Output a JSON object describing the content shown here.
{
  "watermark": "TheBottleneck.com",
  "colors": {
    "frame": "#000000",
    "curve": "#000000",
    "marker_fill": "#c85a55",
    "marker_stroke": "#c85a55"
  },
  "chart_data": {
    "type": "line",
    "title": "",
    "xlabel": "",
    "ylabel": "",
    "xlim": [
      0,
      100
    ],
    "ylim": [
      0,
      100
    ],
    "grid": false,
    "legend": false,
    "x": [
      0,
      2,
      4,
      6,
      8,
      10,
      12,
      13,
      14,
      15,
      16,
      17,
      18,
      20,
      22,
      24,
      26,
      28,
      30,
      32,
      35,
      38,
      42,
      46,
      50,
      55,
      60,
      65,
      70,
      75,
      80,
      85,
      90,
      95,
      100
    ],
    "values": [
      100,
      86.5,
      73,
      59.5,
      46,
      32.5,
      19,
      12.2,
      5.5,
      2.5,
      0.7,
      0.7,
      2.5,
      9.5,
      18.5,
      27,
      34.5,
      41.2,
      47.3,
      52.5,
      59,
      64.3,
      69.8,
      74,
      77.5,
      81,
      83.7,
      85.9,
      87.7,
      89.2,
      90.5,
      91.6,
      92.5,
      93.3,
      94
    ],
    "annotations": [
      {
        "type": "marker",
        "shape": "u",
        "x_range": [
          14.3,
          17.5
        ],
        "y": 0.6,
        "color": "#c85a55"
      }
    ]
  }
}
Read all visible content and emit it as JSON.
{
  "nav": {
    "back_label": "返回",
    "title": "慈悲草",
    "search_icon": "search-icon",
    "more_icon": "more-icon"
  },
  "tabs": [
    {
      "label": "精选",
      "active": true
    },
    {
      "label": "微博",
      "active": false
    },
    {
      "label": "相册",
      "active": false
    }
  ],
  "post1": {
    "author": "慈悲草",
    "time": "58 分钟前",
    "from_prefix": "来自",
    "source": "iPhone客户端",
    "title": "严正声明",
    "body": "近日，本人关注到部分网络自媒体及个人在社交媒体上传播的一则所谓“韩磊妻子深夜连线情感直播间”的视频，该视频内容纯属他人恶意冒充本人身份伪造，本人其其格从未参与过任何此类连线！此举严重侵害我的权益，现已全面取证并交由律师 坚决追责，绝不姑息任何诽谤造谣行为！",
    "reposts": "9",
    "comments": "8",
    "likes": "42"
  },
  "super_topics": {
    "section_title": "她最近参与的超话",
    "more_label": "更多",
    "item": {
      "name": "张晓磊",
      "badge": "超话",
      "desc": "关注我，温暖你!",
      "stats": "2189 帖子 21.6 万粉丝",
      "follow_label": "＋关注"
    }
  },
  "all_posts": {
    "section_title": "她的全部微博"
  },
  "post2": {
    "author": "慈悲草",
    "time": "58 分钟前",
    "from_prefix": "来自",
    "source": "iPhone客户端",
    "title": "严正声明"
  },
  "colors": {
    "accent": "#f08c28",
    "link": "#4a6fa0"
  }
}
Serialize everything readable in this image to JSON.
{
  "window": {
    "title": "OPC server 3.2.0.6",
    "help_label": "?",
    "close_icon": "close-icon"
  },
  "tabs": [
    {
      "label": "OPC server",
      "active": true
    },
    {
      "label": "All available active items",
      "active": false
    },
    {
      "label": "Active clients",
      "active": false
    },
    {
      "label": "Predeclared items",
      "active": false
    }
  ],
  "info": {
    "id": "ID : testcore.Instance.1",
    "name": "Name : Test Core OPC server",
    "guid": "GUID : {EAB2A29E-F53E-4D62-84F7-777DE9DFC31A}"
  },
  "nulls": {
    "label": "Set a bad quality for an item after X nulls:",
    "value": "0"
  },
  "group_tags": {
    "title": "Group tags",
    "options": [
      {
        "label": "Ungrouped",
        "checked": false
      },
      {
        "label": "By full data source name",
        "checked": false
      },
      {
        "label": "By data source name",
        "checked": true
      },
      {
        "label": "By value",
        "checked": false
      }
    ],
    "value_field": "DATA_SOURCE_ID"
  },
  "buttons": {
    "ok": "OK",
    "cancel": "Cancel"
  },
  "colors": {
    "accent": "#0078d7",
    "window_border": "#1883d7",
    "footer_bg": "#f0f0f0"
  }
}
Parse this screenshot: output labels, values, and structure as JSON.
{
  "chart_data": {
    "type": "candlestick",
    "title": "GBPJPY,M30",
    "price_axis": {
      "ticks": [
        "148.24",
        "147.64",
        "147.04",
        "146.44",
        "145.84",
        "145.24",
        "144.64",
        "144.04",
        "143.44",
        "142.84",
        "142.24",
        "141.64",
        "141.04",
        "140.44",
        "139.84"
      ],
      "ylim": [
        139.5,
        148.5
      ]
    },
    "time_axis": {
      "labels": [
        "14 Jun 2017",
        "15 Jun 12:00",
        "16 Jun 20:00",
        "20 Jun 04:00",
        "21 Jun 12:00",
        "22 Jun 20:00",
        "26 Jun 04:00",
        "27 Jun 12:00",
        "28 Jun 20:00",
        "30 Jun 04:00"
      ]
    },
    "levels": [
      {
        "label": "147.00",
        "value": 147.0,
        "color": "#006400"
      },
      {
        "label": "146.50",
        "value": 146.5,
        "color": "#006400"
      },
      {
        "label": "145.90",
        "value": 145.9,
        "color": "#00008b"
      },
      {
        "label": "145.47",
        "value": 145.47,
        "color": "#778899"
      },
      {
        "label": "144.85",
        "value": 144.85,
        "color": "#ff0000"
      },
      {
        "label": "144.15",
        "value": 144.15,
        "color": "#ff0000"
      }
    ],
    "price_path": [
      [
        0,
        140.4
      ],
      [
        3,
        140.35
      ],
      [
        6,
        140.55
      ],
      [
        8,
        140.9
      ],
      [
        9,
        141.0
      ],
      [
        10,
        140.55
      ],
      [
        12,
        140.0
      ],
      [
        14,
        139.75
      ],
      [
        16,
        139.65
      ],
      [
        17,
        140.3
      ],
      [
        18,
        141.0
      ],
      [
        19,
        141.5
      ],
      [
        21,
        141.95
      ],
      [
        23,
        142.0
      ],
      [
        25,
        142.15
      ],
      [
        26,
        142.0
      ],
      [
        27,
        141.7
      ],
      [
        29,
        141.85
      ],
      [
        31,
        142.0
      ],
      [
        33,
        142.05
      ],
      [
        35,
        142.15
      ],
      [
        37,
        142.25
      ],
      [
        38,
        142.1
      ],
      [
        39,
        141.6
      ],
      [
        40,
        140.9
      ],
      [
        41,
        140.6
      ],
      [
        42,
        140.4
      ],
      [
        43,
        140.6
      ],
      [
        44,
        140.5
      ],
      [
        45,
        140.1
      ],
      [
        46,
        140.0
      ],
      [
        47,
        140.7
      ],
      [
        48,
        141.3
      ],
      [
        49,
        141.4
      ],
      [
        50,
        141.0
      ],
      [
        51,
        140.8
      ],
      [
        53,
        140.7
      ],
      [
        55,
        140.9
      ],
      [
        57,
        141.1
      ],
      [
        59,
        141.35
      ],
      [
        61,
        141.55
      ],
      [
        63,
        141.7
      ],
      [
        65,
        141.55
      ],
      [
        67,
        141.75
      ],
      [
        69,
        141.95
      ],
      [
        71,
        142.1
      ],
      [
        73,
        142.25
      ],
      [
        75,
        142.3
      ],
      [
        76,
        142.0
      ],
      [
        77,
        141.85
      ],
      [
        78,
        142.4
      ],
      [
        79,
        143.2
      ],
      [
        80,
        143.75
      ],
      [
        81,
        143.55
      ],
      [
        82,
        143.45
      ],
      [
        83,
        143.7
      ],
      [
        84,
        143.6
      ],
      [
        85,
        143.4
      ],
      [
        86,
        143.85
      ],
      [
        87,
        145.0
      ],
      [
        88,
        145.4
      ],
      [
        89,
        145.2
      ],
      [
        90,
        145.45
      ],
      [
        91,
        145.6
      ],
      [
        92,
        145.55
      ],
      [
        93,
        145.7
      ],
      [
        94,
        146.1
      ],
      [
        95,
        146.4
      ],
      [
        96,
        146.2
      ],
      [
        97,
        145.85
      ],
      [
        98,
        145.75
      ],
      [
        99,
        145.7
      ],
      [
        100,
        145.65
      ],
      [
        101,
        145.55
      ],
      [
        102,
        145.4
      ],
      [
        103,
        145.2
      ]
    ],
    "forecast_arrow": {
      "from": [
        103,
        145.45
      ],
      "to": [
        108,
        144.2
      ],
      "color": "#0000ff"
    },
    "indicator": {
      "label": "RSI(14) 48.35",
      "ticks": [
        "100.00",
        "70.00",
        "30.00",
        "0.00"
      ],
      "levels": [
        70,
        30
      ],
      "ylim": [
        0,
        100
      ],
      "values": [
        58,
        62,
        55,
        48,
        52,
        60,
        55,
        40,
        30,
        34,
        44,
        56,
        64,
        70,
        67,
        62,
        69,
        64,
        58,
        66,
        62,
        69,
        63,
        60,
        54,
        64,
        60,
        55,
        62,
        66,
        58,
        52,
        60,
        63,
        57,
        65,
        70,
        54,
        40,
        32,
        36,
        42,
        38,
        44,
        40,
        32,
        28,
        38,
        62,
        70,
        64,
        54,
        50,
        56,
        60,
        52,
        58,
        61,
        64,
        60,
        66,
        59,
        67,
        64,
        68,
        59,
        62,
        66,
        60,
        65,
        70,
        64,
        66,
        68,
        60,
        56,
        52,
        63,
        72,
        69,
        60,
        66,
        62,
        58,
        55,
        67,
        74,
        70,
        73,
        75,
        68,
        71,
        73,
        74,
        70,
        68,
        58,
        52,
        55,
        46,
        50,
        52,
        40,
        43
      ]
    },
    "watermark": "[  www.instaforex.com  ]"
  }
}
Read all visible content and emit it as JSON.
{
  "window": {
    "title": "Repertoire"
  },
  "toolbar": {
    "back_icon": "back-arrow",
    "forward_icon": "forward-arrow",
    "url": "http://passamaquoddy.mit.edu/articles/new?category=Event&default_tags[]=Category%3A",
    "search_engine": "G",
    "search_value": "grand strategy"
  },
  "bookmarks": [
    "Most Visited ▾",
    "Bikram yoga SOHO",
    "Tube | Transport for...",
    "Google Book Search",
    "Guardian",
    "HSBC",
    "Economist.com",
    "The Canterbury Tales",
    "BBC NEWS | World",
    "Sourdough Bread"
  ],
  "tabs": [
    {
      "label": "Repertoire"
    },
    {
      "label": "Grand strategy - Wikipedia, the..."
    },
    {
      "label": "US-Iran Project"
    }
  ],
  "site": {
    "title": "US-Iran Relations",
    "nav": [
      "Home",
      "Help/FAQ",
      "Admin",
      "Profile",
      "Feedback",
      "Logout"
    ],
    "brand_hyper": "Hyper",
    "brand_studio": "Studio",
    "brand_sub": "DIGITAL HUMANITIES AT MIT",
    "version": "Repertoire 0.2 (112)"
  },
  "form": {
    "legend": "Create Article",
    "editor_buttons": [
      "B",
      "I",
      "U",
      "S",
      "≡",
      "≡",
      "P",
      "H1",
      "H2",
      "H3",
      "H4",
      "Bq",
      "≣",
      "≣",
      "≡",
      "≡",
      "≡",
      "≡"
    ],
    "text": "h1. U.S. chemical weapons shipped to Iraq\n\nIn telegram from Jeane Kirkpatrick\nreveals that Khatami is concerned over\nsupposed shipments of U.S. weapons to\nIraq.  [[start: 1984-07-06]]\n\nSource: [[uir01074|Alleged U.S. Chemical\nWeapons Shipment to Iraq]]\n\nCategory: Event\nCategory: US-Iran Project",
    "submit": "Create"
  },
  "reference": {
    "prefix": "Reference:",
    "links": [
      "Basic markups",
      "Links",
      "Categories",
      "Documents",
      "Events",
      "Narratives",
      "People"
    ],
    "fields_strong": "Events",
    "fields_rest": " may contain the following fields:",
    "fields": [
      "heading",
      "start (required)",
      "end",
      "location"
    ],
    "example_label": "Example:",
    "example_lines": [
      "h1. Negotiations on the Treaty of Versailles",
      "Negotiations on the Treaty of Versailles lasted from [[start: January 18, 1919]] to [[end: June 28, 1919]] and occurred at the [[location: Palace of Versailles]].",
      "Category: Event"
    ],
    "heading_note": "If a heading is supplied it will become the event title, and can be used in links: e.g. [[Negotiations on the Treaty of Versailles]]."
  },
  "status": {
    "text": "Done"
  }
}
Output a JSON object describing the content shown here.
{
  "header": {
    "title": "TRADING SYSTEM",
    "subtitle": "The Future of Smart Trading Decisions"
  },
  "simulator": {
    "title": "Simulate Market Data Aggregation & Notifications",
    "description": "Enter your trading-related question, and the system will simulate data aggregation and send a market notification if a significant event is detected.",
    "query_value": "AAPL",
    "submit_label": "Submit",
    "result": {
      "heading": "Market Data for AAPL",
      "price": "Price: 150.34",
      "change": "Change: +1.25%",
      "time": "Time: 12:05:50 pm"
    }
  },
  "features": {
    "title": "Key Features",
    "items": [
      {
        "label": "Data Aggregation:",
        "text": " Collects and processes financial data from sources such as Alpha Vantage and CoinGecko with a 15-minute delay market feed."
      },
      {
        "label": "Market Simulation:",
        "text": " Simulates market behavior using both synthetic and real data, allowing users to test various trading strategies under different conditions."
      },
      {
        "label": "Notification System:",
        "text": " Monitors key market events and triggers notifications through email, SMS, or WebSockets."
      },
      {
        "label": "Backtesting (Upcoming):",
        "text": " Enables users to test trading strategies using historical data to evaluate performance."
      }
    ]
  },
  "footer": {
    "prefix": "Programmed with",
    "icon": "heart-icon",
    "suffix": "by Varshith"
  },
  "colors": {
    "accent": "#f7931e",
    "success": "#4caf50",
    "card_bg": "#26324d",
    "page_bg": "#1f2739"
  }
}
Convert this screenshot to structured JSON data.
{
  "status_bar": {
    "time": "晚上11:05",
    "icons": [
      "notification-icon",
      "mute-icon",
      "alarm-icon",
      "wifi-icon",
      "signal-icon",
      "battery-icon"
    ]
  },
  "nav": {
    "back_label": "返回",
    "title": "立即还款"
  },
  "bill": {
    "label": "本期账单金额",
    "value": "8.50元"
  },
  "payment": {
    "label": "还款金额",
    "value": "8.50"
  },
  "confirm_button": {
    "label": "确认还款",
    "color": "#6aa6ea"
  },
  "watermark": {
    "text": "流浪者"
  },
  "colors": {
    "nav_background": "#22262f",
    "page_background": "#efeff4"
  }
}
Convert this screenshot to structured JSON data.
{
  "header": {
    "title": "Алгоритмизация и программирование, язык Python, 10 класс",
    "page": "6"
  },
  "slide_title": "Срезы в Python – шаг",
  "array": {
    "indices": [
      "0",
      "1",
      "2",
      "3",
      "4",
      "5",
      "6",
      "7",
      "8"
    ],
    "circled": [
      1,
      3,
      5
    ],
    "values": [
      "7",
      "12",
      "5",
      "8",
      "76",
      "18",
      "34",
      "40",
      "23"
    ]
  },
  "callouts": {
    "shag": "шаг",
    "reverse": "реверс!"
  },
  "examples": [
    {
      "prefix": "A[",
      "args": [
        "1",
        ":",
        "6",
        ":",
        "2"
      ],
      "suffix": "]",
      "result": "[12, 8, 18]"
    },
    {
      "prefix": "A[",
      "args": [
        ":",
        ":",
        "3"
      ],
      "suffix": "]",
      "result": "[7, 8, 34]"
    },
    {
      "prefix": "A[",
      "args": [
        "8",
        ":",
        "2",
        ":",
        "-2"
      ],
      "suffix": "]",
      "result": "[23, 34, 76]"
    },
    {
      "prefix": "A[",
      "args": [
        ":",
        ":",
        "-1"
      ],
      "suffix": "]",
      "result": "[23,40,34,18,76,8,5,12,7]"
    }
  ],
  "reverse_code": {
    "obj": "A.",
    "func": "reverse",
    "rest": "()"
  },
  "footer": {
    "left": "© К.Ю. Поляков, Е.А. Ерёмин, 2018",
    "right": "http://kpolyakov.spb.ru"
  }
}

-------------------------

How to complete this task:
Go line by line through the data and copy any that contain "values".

Output below:
    "values": [
Parse this screenshot: output labels, values, and structure as JSON.
      "values": [
    "values": [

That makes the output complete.